Successful Strategies

Successful Strategies

By S.V.Richard

Although I am a certified special educator, I taught ESL for a year and ESL inclusion for an additional year. Below are some strategies that best helped my students succeed. By giving them several opportunities for success, I found they gradually build up confidence and even more happiness in the classroom. This solid foundation is crucial for students to continue growing their formal education.

Read Alouds

Everything was read out loud and discussed. Sometimes I read it. Sometimes they read with a partner. (This made the inclusion class a wonderful help.) Technology was also a great resource because there are many software programs that will read the text on the computer screen. This allows the students to read at their own pace, go back and reread paragraphs as needed.


It takes a lot of mental work to translate text. Give students extra response time. Modify the length of assignment as needed without taking away the challenging questioning.


Use pictures to illustrate more than vocabulary. For example, visuals help show students what to do for steps in a science experiment. Visuals illustrate events in a story. Even short educational videos with closed captioning help supplement material so students have a better understanding of what they are learning.


Write words on sentence strips and cut these into puzzle pieces. Not only does this help students spell, but it gives them something to do when they finish their work. Use phonics as a guide to cut out the pieces.
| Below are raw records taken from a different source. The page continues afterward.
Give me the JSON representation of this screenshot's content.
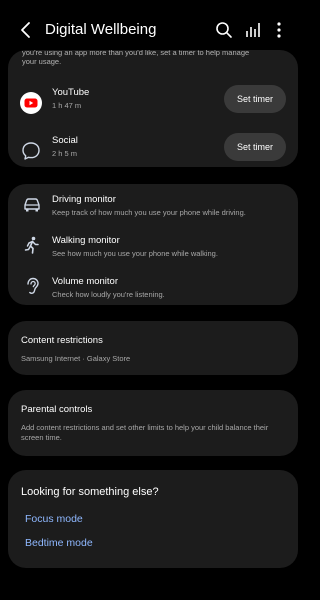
{
  "header": {
    "title": "Digital Wellbeing",
    "back_icon": "back-arrow-icon",
    "search_icon": "search-icon",
    "stats_icon": "bar-chart-icon",
    "more_icon": "more-vert-icon"
  },
  "app_timers": {
    "cut_text_line1": "you're using an app more than you'd like, set a timer to help manage",
    "cut_text_line2": "your usage.",
    "apps": [
      {
        "name": "YouTube",
        "time": "1 h 47 m",
        "button": "Set timer",
        "icon": "youtube-icon",
        "icon_color": "#ff0000"
      },
      {
        "name": "Social",
        "time": "2 h 5 m",
        "button": "Set timer",
        "icon": "chat-bubble-icon"
      }
    ]
  },
  "tools": [
    {
      "title": "Driving monitor",
      "desc": "Keep track of how much you use your phone while driving.",
      "icon": "car-icon"
    },
    {
      "title": "Walking monitor",
      "desc": "See how much you use your phone while walking.",
      "icon": "walking-person-icon"
    },
    {
      "title": "Volume monitor",
      "desc": "Check how loudly you're listening.",
      "icon": "ear-icon"
    }
  ],
  "content_restrictions": {
    "title": "Content restrictions",
    "subtitle": "Samsung Internet · Galaxy Store"
  },
  "parental_controls": {
    "title": "Parental controls",
    "desc": "Add content restrictions and set other limits to help your child balance their screen time."
  },
  "looking": {
    "title": "Looking for something else?",
    "links": [
      "Focus mode",
      "Bedtime mode"
    ]
  },
  "colors": {
    "background": "#000000",
    "card": "#1c1c1c",
    "button": "#3a3a3a",
    "link": "#8fb8ff"
  }
}
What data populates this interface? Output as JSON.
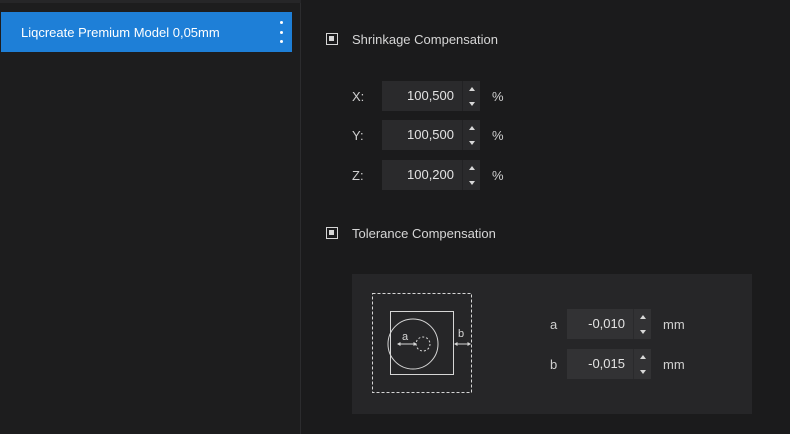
{
  "sidebar": {
    "selected_profile": "Liqcreate Premium Model 0,05mm"
  },
  "shrinkage": {
    "title": "Shrinkage Compensation",
    "checked": true,
    "rows": [
      {
        "axis": "X:",
        "value": "100,500",
        "unit": "%"
      },
      {
        "axis": "Y:",
        "value": "100,500",
        "unit": "%"
      },
      {
        "axis": "Z:",
        "value": "100,200",
        "unit": "%"
      }
    ]
  },
  "tolerance": {
    "title": "Tolerance Compensation",
    "checked": true,
    "diagram": {
      "label_a": "a",
      "label_b": "b"
    },
    "rows": [
      {
        "axis": "a",
        "value": "-0,010",
        "unit": "mm"
      },
      {
        "axis": "b",
        "value": "-0,015",
        "unit": "mm"
      }
    ]
  },
  "colors": {
    "accent": "#1e7fd7",
    "background": "#1b1b1c",
    "panel": "#262628"
  }
}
For example, the word “this” can be broken up into th/i/s. Vocabulary words, definitions and matching pictures can also be made into puzzles to help students study. Cut out key words into bigger pieces to help remind students of a vocabulary word’s meaning.


Give students sentence prompts and word banks to complete their grade level work. Gradually allow for some open response questions, but continue to provide support and structure by using more advanced sentences and answer choices once other sentence prompts are no longer needed.

All students have a perspective and insight that is an asset to any classroom. ESL students need to be exposed to age appropriate, grade level material in order to maximize their learning. With structure and support in place, they will grow their academic skills and be successful in their goals.



S.V.Richard is the author of How I Taught My Kids to Read. She has an MA in special education from the College of Notre Dame in MD.Her 20-year-old twins will graduate college this year!